Detail from the painting of Judith in the Russell-Cotes Gallery

Tomorrow, at Morning Prayer, we conclude our reading of the Second Book of Kings that has been on the daily lectionary menu for the past three weeks. It has many difficult names for readers to trip over at 8.00 a.m. and some wonderful moments, but also a significant amount of horrific text, including today’s offering, when Nebuchadnezzar, king of Babylon, finally breaks through the walls of Jerusalem; the Judean king Zedikiah flees with his soldiers, is overtaken and captured, is forced to see his sons executed in front of him, then has his eyes put out before being carried off as a prisoner. This, the kind of brutality that is still with us.

Next week, I am thinking, we shall move on, and we have the interesting option of turning to an apocryphal book, that of Judith. This, a little bit like the book of Esther, presents us with challenges as to how we think of duty and the place of piety and devotion to religious law in relation to national and cultural life. I suspect that many of us might have rather hazy memories refreshed, if we choose this option, rather than the extracts from the closing chapters of Exodus and from Leviticus that are the alternative.

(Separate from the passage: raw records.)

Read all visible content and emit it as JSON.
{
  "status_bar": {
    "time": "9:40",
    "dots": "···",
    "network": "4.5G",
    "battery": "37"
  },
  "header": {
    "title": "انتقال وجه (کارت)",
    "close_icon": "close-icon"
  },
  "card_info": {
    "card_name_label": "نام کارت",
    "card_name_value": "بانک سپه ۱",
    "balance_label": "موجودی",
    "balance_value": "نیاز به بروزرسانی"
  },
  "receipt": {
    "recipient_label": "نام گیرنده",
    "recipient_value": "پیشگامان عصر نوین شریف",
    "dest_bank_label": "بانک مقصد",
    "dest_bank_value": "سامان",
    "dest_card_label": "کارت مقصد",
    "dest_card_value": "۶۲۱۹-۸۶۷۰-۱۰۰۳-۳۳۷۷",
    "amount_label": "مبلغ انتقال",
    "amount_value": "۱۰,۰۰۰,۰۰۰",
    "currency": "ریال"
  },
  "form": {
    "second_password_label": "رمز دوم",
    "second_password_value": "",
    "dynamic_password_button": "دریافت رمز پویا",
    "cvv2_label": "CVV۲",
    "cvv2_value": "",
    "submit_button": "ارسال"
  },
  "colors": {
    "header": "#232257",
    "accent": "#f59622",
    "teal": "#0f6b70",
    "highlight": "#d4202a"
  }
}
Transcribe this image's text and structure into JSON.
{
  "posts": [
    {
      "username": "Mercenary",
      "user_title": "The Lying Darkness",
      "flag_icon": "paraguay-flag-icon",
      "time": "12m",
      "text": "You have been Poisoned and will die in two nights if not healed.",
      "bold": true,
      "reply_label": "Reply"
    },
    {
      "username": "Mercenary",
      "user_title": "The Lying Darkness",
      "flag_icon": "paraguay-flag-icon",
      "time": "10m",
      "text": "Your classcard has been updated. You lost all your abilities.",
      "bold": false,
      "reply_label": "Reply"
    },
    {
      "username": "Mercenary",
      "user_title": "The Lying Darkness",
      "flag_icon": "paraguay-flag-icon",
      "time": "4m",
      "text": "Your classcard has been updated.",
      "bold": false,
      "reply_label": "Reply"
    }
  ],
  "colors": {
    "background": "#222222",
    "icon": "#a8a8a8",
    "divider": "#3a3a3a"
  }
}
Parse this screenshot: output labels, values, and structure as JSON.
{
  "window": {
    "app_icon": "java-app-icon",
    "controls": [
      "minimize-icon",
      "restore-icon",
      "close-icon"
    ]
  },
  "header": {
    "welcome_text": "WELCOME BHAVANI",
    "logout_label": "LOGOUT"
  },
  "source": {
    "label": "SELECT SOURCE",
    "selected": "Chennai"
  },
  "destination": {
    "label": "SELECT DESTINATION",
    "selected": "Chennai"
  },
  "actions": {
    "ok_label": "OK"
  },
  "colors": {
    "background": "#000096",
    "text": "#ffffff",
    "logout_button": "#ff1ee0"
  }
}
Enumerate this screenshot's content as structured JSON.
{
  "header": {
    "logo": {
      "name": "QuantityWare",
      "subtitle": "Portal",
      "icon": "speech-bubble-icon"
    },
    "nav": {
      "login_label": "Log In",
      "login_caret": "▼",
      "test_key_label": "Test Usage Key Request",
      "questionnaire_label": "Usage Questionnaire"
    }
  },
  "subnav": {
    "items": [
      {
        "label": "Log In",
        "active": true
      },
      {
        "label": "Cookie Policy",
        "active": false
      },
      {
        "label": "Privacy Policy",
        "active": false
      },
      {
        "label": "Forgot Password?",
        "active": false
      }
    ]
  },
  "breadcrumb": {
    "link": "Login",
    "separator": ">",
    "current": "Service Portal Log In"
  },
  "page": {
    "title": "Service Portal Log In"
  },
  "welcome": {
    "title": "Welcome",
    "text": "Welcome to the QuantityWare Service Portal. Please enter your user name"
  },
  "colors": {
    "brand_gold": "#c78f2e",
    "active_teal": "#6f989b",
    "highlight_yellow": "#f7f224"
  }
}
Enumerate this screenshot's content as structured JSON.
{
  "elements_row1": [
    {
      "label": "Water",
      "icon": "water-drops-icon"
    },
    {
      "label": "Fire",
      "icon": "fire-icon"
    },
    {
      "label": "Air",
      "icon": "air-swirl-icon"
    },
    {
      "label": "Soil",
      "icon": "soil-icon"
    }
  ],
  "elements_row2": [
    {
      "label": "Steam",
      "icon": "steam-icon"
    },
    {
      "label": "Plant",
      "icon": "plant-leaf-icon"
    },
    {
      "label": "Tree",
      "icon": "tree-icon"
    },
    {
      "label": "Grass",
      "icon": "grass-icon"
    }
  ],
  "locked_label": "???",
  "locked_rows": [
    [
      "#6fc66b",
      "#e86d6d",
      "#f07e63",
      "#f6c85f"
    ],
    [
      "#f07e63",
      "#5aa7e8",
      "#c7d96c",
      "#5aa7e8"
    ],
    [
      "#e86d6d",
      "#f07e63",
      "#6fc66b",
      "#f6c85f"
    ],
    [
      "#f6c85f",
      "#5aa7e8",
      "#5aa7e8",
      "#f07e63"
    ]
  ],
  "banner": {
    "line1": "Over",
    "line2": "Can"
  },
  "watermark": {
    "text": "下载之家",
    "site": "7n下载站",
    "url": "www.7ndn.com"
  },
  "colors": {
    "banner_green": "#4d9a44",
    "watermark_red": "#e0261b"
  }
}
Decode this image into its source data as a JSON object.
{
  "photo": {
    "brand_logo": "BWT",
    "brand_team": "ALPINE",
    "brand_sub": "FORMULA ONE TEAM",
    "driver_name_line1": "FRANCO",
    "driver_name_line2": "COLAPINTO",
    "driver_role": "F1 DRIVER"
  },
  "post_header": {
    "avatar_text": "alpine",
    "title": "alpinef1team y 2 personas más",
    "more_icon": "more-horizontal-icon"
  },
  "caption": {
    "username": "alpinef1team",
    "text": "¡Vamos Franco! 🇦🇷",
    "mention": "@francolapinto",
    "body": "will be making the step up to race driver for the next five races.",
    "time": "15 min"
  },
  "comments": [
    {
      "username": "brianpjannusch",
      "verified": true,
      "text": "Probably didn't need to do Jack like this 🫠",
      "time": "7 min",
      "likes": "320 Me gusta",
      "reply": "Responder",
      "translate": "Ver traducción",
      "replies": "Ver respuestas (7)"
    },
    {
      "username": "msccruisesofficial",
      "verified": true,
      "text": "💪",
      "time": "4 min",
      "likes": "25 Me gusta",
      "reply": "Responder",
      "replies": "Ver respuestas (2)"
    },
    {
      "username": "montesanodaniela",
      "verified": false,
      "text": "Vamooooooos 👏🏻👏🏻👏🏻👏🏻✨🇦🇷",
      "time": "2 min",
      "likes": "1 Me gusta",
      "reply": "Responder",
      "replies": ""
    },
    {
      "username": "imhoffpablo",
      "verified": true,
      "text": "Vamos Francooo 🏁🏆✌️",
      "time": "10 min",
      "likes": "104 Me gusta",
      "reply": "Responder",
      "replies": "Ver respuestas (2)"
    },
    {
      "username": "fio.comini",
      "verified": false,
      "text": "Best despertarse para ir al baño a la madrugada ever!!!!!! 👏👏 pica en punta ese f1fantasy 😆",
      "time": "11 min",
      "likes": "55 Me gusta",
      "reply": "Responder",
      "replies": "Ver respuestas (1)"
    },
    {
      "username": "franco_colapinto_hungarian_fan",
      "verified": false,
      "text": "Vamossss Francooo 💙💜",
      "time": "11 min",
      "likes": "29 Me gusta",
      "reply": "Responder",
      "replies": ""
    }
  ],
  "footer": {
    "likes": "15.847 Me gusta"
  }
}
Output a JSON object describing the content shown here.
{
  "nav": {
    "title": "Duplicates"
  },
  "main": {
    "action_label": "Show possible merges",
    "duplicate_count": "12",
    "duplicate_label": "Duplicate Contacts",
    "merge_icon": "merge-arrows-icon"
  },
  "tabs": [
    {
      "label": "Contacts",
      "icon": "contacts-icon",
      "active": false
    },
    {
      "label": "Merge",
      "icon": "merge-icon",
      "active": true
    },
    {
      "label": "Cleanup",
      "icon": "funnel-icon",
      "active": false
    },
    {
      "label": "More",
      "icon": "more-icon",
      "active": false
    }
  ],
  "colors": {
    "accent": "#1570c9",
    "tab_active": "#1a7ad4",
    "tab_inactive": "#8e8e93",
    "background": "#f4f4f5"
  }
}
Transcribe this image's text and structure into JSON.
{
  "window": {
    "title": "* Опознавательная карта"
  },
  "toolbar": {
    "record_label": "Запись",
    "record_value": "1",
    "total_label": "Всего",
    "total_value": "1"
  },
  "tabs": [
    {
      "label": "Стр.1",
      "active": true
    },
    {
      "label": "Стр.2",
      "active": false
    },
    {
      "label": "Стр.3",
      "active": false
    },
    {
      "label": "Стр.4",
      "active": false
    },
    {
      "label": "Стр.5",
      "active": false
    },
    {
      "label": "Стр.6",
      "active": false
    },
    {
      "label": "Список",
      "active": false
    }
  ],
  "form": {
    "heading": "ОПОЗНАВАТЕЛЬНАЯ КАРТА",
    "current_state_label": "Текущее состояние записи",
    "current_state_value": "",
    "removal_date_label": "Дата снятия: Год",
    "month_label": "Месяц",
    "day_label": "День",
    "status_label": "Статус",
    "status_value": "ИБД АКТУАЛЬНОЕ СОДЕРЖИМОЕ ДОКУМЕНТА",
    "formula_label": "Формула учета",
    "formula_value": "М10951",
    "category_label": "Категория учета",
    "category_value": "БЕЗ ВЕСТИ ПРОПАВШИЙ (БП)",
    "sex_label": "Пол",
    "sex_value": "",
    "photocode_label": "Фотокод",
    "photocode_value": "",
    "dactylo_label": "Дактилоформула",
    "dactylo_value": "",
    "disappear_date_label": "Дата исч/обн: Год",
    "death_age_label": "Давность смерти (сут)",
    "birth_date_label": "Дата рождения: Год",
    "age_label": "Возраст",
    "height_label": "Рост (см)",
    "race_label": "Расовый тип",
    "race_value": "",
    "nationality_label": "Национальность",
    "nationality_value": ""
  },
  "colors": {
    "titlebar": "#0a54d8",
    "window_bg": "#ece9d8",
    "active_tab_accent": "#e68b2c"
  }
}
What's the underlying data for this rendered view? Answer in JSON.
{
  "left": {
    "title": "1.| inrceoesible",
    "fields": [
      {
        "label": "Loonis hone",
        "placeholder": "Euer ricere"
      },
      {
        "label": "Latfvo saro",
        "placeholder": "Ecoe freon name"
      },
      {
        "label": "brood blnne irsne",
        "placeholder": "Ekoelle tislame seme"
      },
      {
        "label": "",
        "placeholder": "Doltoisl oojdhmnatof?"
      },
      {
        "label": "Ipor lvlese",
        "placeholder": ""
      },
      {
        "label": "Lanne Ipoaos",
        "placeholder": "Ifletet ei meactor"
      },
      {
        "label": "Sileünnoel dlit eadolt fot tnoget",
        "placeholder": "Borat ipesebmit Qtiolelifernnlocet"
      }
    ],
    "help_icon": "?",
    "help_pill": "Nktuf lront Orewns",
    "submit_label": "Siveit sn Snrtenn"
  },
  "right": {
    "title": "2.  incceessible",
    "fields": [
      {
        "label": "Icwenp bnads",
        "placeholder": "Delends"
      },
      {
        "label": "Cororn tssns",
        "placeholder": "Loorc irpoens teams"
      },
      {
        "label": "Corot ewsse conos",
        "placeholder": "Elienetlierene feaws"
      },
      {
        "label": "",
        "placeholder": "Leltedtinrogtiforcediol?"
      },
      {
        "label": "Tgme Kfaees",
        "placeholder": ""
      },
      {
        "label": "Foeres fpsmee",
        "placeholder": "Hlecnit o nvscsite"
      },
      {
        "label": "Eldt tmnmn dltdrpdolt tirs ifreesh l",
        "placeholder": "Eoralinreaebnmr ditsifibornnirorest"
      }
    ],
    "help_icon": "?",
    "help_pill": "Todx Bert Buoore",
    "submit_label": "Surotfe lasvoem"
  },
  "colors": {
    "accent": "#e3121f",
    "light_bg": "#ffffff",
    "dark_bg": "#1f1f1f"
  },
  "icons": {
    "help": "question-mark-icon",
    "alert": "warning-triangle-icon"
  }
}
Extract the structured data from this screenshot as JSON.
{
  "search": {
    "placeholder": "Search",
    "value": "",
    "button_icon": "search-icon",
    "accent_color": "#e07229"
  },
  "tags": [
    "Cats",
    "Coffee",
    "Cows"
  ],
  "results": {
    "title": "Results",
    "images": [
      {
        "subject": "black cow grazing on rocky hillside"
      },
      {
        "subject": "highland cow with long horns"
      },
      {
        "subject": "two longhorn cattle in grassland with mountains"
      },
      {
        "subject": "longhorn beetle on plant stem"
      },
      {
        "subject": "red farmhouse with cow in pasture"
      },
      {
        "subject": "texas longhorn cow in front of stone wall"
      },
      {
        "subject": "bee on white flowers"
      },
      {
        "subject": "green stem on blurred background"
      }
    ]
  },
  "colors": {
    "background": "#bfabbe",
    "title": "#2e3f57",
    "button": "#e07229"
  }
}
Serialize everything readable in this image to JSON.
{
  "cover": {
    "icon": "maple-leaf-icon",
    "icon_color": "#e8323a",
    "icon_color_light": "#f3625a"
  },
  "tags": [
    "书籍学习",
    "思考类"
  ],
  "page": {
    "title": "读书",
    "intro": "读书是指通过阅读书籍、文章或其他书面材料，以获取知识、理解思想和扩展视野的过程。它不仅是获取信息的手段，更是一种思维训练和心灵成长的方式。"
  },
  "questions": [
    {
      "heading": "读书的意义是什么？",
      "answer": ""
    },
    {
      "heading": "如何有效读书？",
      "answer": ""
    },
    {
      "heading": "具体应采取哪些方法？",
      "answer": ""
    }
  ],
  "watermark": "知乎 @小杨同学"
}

There is a wonderful full length oil painting of Judith in the Russell-Cotes Museum and Art Gallery in Bournemouth; her determined but calm look, her sword hanging idly in her hand, suggesting that this was just before she lured Holofernes by her beauty to her and decapitated him in his drunken stupor, rather than after. We do read some gruesome things in Scripture…..

John Mann